Whenever a SIP proxy server receive a SIP message, it will always look at the domain part of the SIP request. Based on the domain, SIP proxy will determine how to route the message.

Here's the detailed workflow:

1) If the SIP message's domain matches with the SIP domain configured on SIP proxy, SIP proxy will handle that within the same domain. Otherwise, SIP proxy will forward it to a different domain (or just ignore/discard it depends on the design).

This is very important. Let say, CUPC sent a message "INVITE johndoe@acme.com" to SIP proxy. However, the SIP domain configured on SIP proxy was "abc.com". The SIP proxy will treat it as "foreign message" and try to forward it to its destination domain or discard/ignore it.

2) SIP proxy will look at the SIP static routes to determine the messages' destination.

SIP static routes are configured on the SIP proxy server on application layer. Don't confuse it with TCP/IP static routes.

On CUPS 6.x, you may configure static routes on CUPS Admin > Cisco Unified Presence > Proxy Server > Static Routes. On OCS 2007, you may configure static routes by right-click on the "Front End" folder > properties > routing.

You may configure IP address or FQHN for static routes.

For example:

Static route: acme.com ---> apple.acme.com
This means for all SIP messages with SIP domain acme.com will be routed to a host with FQHN apple.acme.com.

Static route: acme.com ---> 192.168.1.100
This means for all SIP messages with SIP domain acme.com will be routed to a host with IP address 192.168.1.100.

Keep in mind, the above is on application layer.

3) If there's no static route configured, SIP Proxy would try to determine the next hop by name resolution.

If SRV records were configured, SIP proxy would try to resolve the domain by SRV records.

Then SIP proxy would try to resolve by A records.

Now lets answer the questions.

Q1: What is a SIP domain?
Answer: A SIP domain is an application layer configuration that define the management domain of a SIP proxy.

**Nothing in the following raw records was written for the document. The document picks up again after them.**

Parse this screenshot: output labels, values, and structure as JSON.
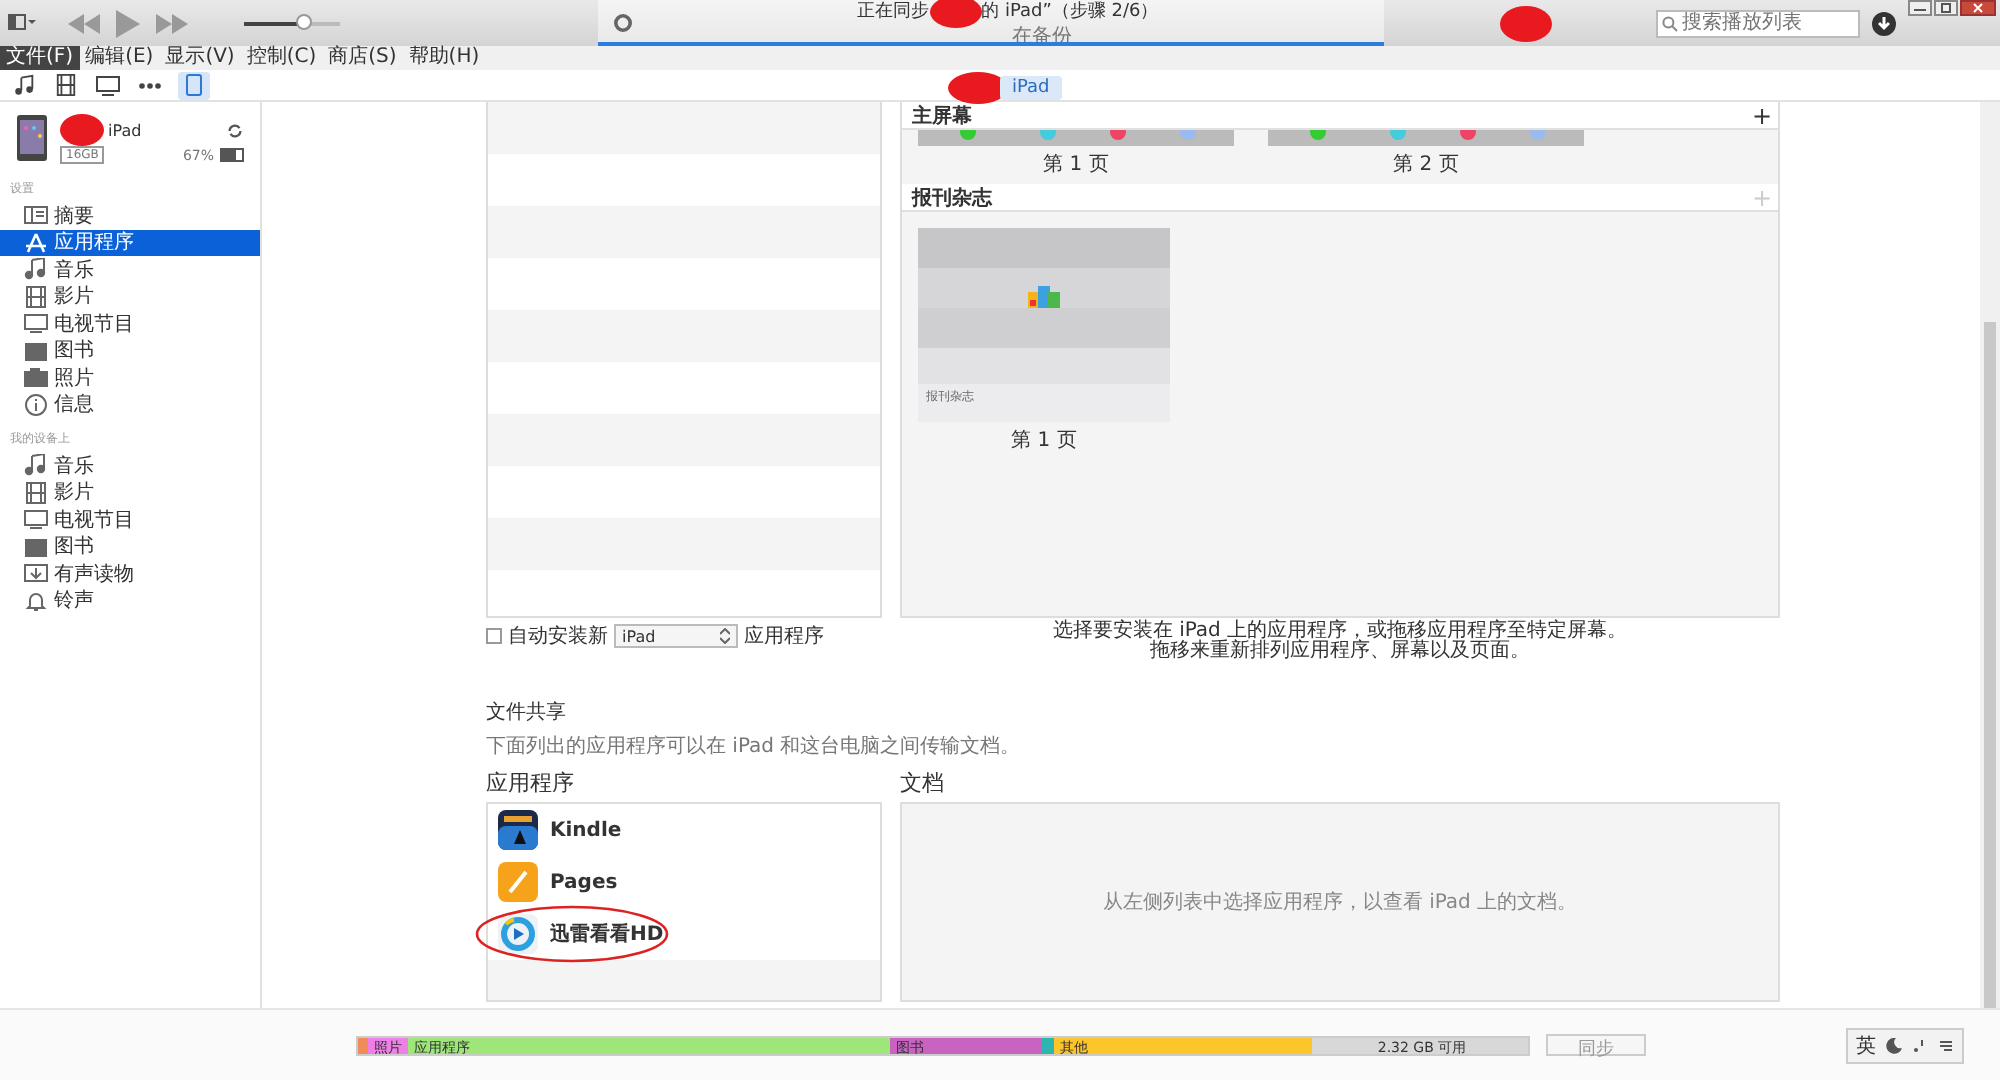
{
  "player": {
    "volume": {
      "level": 0.62
    },
    "now_syncing": {
      "title_start": "正在同步",
      "title_end": "的 iPad”（步骤 2/6）",
      "subtitle": "在备份"
    },
    "search": {
      "placeholder": "搜索播放列表"
    }
  },
  "menu": [
    {
      "label": "文件(F)",
      "selected": true
    },
    {
      "label": "编辑(E)",
      "selected": false
    },
    {
      "label": "显示(V)",
      "selected": false
    },
    {
      "label": "控制(C)",
      "selected": false
    },
    {
      "label": "商店(S)",
      "selected": false
    },
    {
      "label": "帮助(H)",
      "selected": false
    }
  ],
  "media_buttons": [
    {
      "kind": "music",
      "selected": false
    },
    {
      "kind": "movies",
      "selected": false
    },
    {
      "kind": "tv",
      "selected": false
    },
    {
      "kind": "more",
      "selected": false
    },
    {
      "kind": "ipad",
      "selected": true
    }
  ],
  "device_tab": {
    "label": "iPad"
  },
  "device": {
    "name": "iPad",
    "capacity": "16GB",
    "battery": "67%"
  },
  "sidebar": [
    {
      "heading": "设置",
      "items": [
        {
          "label": "摘要",
          "kind": "summary",
          "selected": false
        },
        {
          "label": "应用程序",
          "kind": "apps",
          "selected": true
        },
        {
          "label": "音乐",
          "kind": "music",
          "selected": false
        },
        {
          "label": "影片",
          "kind": "movies",
          "selected": false
        },
        {
          "label": "电视节目",
          "kind": "tv",
          "selected": false
        },
        {
          "label": "图书",
          "kind": "books",
          "selected": false
        },
        {
          "label": "照片",
          "kind": "photos",
          "selected": false
        },
        {
          "label": "信息",
          "kind": "info",
          "selected": false
        }
      ]
    },
    {
      "heading": "我的设备上",
      "items": [
        {
          "label": "音乐",
          "kind": "music",
          "selected": false
        },
        {
          "label": "影片",
          "kind": "movies",
          "selected": false
        },
        {
          "label": "电视节目",
          "kind": "tv",
          "selected": false
        },
        {
          "label": "图书",
          "kind": "books",
          "selected": false
        },
        {
          "label": "有声读物",
          "kind": "audiobooks",
          "selected": false
        },
        {
          "label": "铃声",
          "kind": "tones",
          "selected": false
        }
      ]
    }
  ],
  "screens": [
    {
      "title": "主屏幕",
      "pages": [
        "第 1 页",
        "第 2 页"
      ],
      "add_label": "+",
      "add_enabled": true
    },
    {
      "title": "报刊杂志",
      "pages": [
        "第 1 页"
      ],
      "add_label": "+",
      "add_enabled": false,
      "thumb_caption": "报刊杂志"
    }
  ],
  "auto_install": {
    "checked": false,
    "label_before": "自动安装新",
    "select_value": "iPad",
    "label_after": "应用程序"
  },
  "screens_hint": [
    "选择要安装在 iPad 上的应用程序，或拖移应用程序至特定屏幕。",
    "拖移来重新排列应用程序、屏幕以及页面。"
  ],
  "file_sharing": {
    "title": "文件共享",
    "description": "下面列出的应用程序可以在 iPad 和这台电脑之间传输文档。",
    "apps_heading": "应用程序",
    "docs_heading": "文档",
    "docs_hint": "从左侧列表中选择应用程序，以查看 iPad 上的文档。",
    "apps": [
      {
        "name": "Kindle",
        "kind": "kindle",
        "circled": false
      },
      {
        "name": "Pages",
        "kind": "pages",
        "circled": false
      },
      {
        "name": "迅雷看看HD",
        "kind": "xunlei",
        "circled": true
      }
    ]
  },
  "storage": [
    {
      "color": "#f08c5a"
    },
    {
      "label": "照片",
      "color": "#ee7fe6"
    },
    {
      "label": "应用程序",
      "color": "#9ee57a"
    },
    {
      "label": "图书",
      "color": "#c963c2"
    },
    {
      "color": "#2fb5b0"
    },
    {
      "label": "其他",
      "color": "#fcc52a"
    },
    {
      "label": "2.32 GB 可用",
      "color": "#d8d8d8"
    }
  ],
  "sync_button": "同步",
  "ime": {
    "label": "英"
  }
}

2) Does the SIP domain has to match the DNS domain?
Answer: Yes, it has to match the DNS domain in most of the scenarios. And it's strongly recommended to match the SIP domain with DNS domain.

3) What if I'm not using DNS with the application?
Answer: You may or may not be able to use application features if you don't have appropriate name resolution configured. For example, in CUPC 1.2.x, you may use presence feature without name resolution to the presence FQHN. On CUPC 7.0.x, it doesn't work (because they changed the design on 7.0.x). If you don't have a DNS, you may use local host files to do name resolution.

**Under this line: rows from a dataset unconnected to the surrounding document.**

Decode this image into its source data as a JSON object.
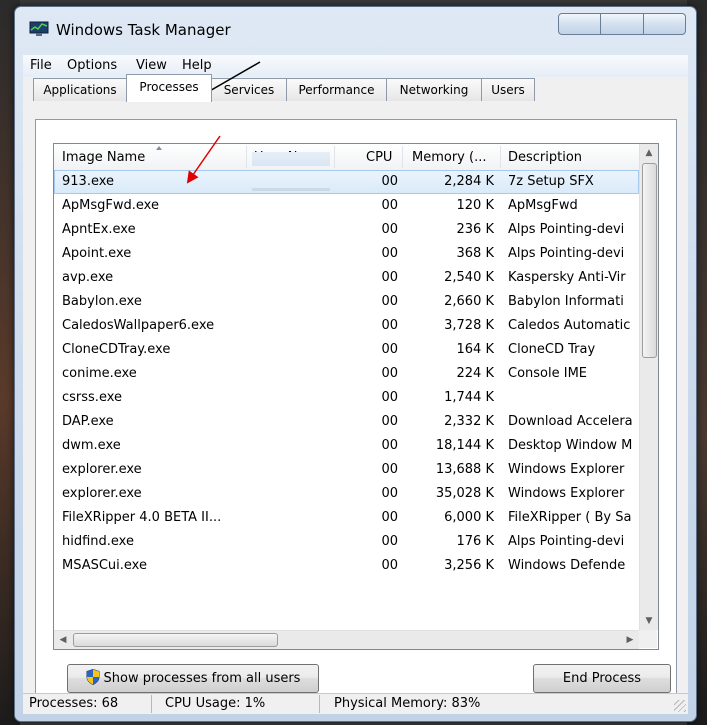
{
  "window": {
    "title": "Windows Task Manager"
  },
  "menu": [
    "File",
    "Options",
    "View",
    "Help"
  ],
  "tabs": [
    "Applications",
    "Processes",
    "Services",
    "Performance",
    "Networking",
    "Users"
  ],
  "active_tab": "Processes",
  "columns": {
    "image_name": "Image Name",
    "user_name": "User Name",
    "cpu": "CPU",
    "memory": "Memory (...",
    "description": "Description"
  },
  "processes": [
    {
      "name": "913.exe",
      "user": "",
      "cpu": "00",
      "memory": "2,284 K",
      "description": "7z Setup SFX"
    },
    {
      "name": "ApMsgFwd.exe",
      "user": "",
      "cpu": "00",
      "memory": "120 K",
      "description": "ApMsgFwd"
    },
    {
      "name": "ApntEx.exe",
      "user": "",
      "cpu": "00",
      "memory": "236 K",
      "description": "Alps Pointing-devi"
    },
    {
      "name": "Apoint.exe",
      "user": "",
      "cpu": "00",
      "memory": "368 K",
      "description": "Alps Pointing-devi"
    },
    {
      "name": "avp.exe",
      "user": "",
      "cpu": "00",
      "memory": "2,540 K",
      "description": "Kaspersky Anti-Vir"
    },
    {
      "name": "Babylon.exe",
      "user": "",
      "cpu": "00",
      "memory": "2,660 K",
      "description": "Babylon Informati"
    },
    {
      "name": "CaledosWallpaper6.exe",
      "user": "",
      "cpu": "00",
      "memory": "3,728 K",
      "description": "Caledos Automatic"
    },
    {
      "name": "CloneCDTray.exe",
      "user": "",
      "cpu": "00",
      "memory": "164 K",
      "description": "CloneCD Tray"
    },
    {
      "name": "conime.exe",
      "user": "",
      "cpu": "00",
      "memory": "224 K",
      "description": "Console IME"
    },
    {
      "name": "csrss.exe",
      "user": "",
      "cpu": "00",
      "memory": "1,744 K",
      "description": ""
    },
    {
      "name": "DAP.exe",
      "user": "",
      "cpu": "00",
      "memory": "2,332 K",
      "description": "Download Accelera"
    },
    {
      "name": "dwm.exe",
      "user": "",
      "cpu": "00",
      "memory": "18,144 K",
      "description": "Desktop Window M"
    },
    {
      "name": "explorer.exe",
      "user": "",
      "cpu": "00",
      "memory": "13,688 K",
      "description": "Windows Explorer"
    },
    {
      "name": "explorer.exe",
      "user": "",
      "cpu": "00",
      "memory": "35,028 K",
      "description": "Windows Explorer"
    },
    {
      "name": "FileXRipper 4.0 BETA II...",
      "user": "",
      "cpu": "00",
      "memory": "6,000 K",
      "description": "FileXRipper ( By Sa"
    },
    {
      "name": "hidfind.exe",
      "user": "",
      "cpu": "00",
      "memory": "176 K",
      "description": "Alps Pointing-devi"
    },
    {
      "name": "MSASCui.exe",
      "user": "",
      "cpu": "00",
      "memory": "3,256 K",
      "description": "Windows Defende"
    }
  ],
  "selected_process": "913.exe",
  "buttons": {
    "show_all": "Show processes from all users",
    "end_process": "End Process"
  },
  "status": {
    "processes": "Processes: 68",
    "cpu_usage": "CPU Usage: 1%",
    "physical_memory": "Physical Memory: 83%"
  },
  "colors": {
    "selection": "#d9eaf9",
    "annotation_black": "#000000",
    "annotation_red": "#e00000"
  }
}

To be continued...

Monday, January 19, 2009

LDAP account keeps locking out on CUPC

CUPC has the capability to search LDAP. So you can easily add contacts to your CUPC contact list.

In order to search LDAP, the application (CUPC) has to authenticate with LDAP first. A service account was used. This service account was configured in CUPS Admin > Application > Cisco Unified Personal Communicator > LDAP Profile.

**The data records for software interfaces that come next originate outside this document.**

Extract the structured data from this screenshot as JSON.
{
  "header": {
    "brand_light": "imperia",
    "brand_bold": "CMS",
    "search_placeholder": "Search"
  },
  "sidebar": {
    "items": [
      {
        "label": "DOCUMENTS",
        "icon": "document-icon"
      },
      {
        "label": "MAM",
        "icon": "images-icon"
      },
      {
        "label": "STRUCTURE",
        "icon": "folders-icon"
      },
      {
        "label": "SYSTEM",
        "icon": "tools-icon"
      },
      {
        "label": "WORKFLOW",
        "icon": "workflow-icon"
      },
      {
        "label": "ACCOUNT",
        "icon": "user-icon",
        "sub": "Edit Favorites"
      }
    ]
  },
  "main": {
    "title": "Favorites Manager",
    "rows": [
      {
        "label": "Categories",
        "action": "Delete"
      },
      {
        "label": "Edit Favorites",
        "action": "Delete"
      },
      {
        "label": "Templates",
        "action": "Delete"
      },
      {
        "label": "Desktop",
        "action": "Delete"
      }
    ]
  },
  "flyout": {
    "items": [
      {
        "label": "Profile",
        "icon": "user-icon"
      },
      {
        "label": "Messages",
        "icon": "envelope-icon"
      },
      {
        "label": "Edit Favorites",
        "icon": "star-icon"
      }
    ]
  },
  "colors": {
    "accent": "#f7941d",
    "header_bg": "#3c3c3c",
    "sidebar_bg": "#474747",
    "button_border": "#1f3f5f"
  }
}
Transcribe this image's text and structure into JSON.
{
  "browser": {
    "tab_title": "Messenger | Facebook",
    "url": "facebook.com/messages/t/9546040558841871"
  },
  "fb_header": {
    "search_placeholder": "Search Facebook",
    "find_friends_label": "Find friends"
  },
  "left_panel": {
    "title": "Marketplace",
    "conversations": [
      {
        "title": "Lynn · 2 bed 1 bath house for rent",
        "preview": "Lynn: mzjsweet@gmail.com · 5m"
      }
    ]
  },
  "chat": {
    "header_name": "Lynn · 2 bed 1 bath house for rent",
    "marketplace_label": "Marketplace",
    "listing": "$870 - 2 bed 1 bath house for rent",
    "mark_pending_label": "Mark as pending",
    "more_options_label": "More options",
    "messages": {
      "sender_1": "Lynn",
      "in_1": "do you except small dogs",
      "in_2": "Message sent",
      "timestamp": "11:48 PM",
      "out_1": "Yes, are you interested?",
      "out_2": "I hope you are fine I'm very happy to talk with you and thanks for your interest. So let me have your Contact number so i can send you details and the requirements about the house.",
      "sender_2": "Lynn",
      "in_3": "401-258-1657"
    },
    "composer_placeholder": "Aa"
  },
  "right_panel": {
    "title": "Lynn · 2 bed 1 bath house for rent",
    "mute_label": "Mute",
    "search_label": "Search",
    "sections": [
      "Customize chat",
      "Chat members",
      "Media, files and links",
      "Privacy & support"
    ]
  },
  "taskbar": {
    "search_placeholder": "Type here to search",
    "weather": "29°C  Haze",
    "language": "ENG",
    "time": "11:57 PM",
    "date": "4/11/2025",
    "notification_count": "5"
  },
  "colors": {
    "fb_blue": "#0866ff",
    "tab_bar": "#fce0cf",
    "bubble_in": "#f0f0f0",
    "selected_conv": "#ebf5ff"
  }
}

Once this service account was locked out, none of the CUPCs would be able to search LDAP.

The strange thing is: as soon as you unlocked the account, it got locked up pretty soon. By looking at Windows Event Viewer (Security Log), you'd see the source was the CUPC computer. You changed the password in LDAP, and changed it on CUPC. But the account still got locked up.

Now you got confused. Since you already "refreshed" the password, why the account still got locked up?

The answer is: the "refresh" didn't get populated to CUPC. Some of the CUPCs were still trying the LDAP with old (wrong) password.

When you change the LDAP profile on CUPS, CUPC didn't get the updated profile (password) until next logon. It'll keep trying LDAP with the old password and keep locking out the account.

To solve this problem, you'll have to logout all CUPC before you unlock the LDAP account.

Sometimes, this is "mission impossible" in a large network where you have hundreds of users.

The workaround is:
1) Create a 2nd LDAP account.
2) On CUPS, update LDAP profile to use the new account.

On step2, you have to make sure you put in the correct information in one shot. If you misconfigured something and tried to correct that, chances are some CUPC might get the wrong info before you corrected it. The loop starts again.